---------- EXERCISE DATA

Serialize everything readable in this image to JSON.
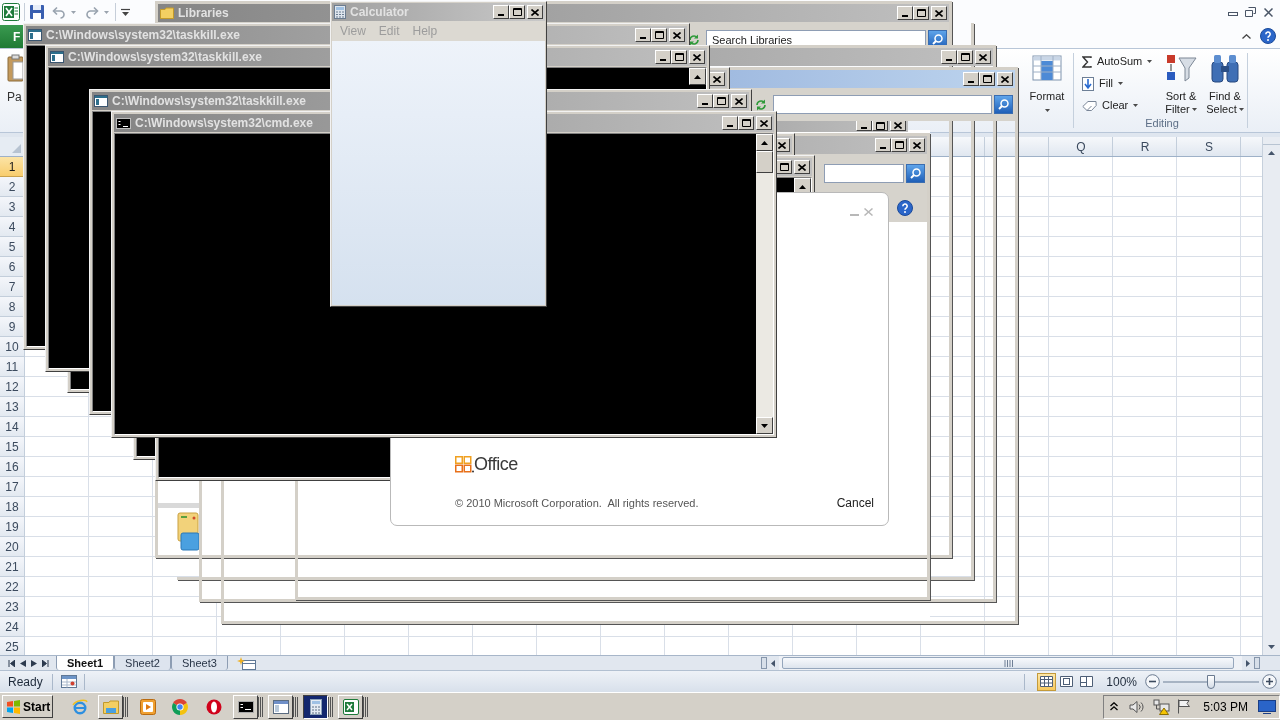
{
  "excel": {
    "ribbon": {
      "file_tab": "F",
      "paste_label": "Pa",
      "format_label": "Format",
      "autosum": "AutoSum",
      "fill": "Fill",
      "clear": "Clear",
      "sort_filter": [
        "Sort &",
        "Filter"
      ],
      "find_select": [
        "Find &",
        "Select"
      ],
      "group_label": "Editing"
    },
    "column_headers": [
      "Q",
      "R",
      "S"
    ],
    "row_headers": [
      {
        "label": "1",
        "selected": true
      },
      {
        "label": "2",
        "selected": false
      },
      {
        "label": "3",
        "selected": false
      },
      {
        "label": "4",
        "selected": false
      },
      {
        "label": "5",
        "selected": false
      },
      {
        "label": "6",
        "selected": false
      },
      {
        "label": "7",
        "selected": false
      },
      {
        "label": "8",
        "selected": false
      },
      {
        "label": "9",
        "selected": false
      },
      {
        "label": "10",
        "selected": false
      },
      {
        "label": "11",
        "selected": false
      },
      {
        "label": "12",
        "selected": false
      },
      {
        "label": "13",
        "selected": false
      },
      {
        "label": "14",
        "selected": false
      },
      {
        "label": "15",
        "selected": false
      },
      {
        "label": "16",
        "selected": false
      },
      {
        "label": "17",
        "selected": false
      },
      {
        "label": "18",
        "selected": false
      },
      {
        "label": "19",
        "selected": false
      },
      {
        "label": "20",
        "selected": false
      },
      {
        "label": "21",
        "selected": false
      },
      {
        "label": "22",
        "selected": false
      },
      {
        "label": "23",
        "selected": false
      },
      {
        "label": "24",
        "selected": false
      },
      {
        "label": "25",
        "selected": false
      }
    ],
    "sheet_tabs": [
      {
        "label": "Sheet1",
        "selected": true
      },
      {
        "label": "Sheet2",
        "selected": false
      },
      {
        "label": "Sheet3",
        "selected": false
      }
    ],
    "status_bar": {
      "status": "Ready",
      "views": [
        {
          "kind": "normal",
          "selected": true
        },
        {
          "kind": "page_layout",
          "selected": false
        },
        {
          "kind": "page_break",
          "selected": false
        }
      ],
      "zoom": "100%",
      "zoom_slider": {
        "level": 0.5
      }
    }
  },
  "windows": [
    {
      "kind": "explorer",
      "title": "Libraries",
      "search_placeholder": "Search Libraries"
    },
    {
      "kind": "console",
      "title": "C:\\Windows\\system32\\taskkill.exe"
    },
    {
      "kind": "console",
      "title": "C:\\Windows\\system32\\taskkill.exe"
    },
    {
      "kind": "console",
      "title": "C:\\Windows\\system32\\taskkill.exe"
    },
    {
      "kind": "console",
      "title": "C:\\Windows\\system32\\cmd.exe"
    },
    {
      "kind": "calculator",
      "title": "Calculator",
      "menu": [
        "View",
        "Edit",
        "Help"
      ]
    },
    {
      "kind": "splash",
      "logo": "Office",
      "copyright": "© 2010 Microsoft Corporation.  All rights reserved.",
      "cancel": "Cancel"
    }
  ],
  "taskbar": {
    "start": "Start",
    "buttons": [
      {
        "kind": "console",
        "selected": false
      },
      {
        "kind": "window",
        "selected": false
      },
      {
        "kind": "calculator",
        "selected": true
      },
      {
        "kind": "spreadsheet",
        "selected": false
      }
    ],
    "clock": "5:03 PM"
  }
}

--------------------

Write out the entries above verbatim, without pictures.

Serialize everything readable in this image to JSON.
{
  "excel": {
    "ribbon": {
      "file_tab": "F",
      "paste_label": "Pa",
      "format_label": "Format",
      "autosum": "AutoSum",
      "fill": "Fill",
      "clear": "Clear",
      "sort_filter": [
        "Sort &",
        "Filter"
      ],
      "find_select": [
        "Find &",
        "Select"
      ],
      "group_label": "Editing"
    },
    "column_headers": [
      "Q",
      "R",
      "S"
    ],
    "row_headers": [
      {
        "label": "1",
        "selected": true
      },
      {
        "label": "2",
        "selected": false
      },
      {
        "label": "3",
        "selected": false
      },
      {
        "label": "4",
        "selected": false
      },
      {
        "label": "5",
        "selected": false
      },
      {
        "label": "6",
        "selected": false
      },
      {
        "label": "7",
        "selected": false
      },
      {
        "label": "8",
        "selected": false
      },
      {
        "label": "9",
        "selected": false
      },
      {
        "label": "10",
        "selected": false
      },
      {
        "label": "11",
        "selected": false
      },
      {
        "label": "12",
        "selected": false
      },
      {
        "label": "13",
        "selected": false
      },
      {
        "label": "14",
        "selected": false
      },
      {
        "label": "15",
        "selected": false
      },
      {
        "label": "16",
        "selected": false
      },
      {
        "label": "17",
        "selected": false
      },
      {
        "label": "18",
        "selected": false
      },
      {
        "label": "19",
        "selected": false
      },
      {
        "label": "20",
        "selected": false
      },
      {
        "label": "21",
        "selected": false
      },
      {
        "label": "22",
        "selected": false
      },
      {
        "label": "23",
        "selected": false
      },
      {
        "label": "24",
        "selected": false
      },
      {
        "label": "25",
        "selected": false
      }
    ],
    "sheet_tabs": [
      {
        "label": "Sheet1",
        "selected": true
      },
      {
        "label": "Sheet2",
        "selected": false
      },
      {
        "label": "Sheet3",
        "selected": false
      }
    ],
    "status_bar": {
      "status": "Ready",
      "views": [
        {
          "kind": "normal",
          "selected": true
        },
        {
          "kind": "page_layout",
          "selected": false
        },
        {
          "kind": "page_break",
          "selected": false
        }
      ],
      "zoom": "100%",
      "zoom_slider": {
        "level": 0.5
      }
    }
  },
  "windows": [
    {
      "kind": "explorer",
      "title": "Libraries",
      "search_placeholder": "Search Libraries"
    },
    {
      "kind": "console",
      "title": "C:\\Windows\\system32\\taskkill.exe"
    },
    {
      "kind": "console",
      "title": "C:\\Windows\\system32\\taskkill.exe"
    },
    {
      "kind": "console",
      "title": "C:\\Windows\\system32\\taskkill.exe"
    },
    {
      "kind": "console",
      "title": "C:\\Windows\\system32\\cmd.exe"
    },
    {
      "kind": "calculator",
      "title": "Calculator",
      "menu": [
        "View",
        "Edit",
        "Help"
      ]
    },
    {
      "kind": "splash",
      "logo": "Office",
      "copyright": "© 2010 Microsoft Corporation.  All rights reserved.",
      "cancel": "Cancel"
    }
  ],
  "taskbar": {
    "start": "Start",
    "buttons": [
      {
        "kind": "console",
        "selected": false
      },
      {
        "kind": "window",
        "selected": false
      },
      {
        "kind": "calculator",
        "selected": true
      },
      {
        "kind": "spreadsheet",
        "selected": false
      }
    ],
    "clock": "5:03 PM"
  }
}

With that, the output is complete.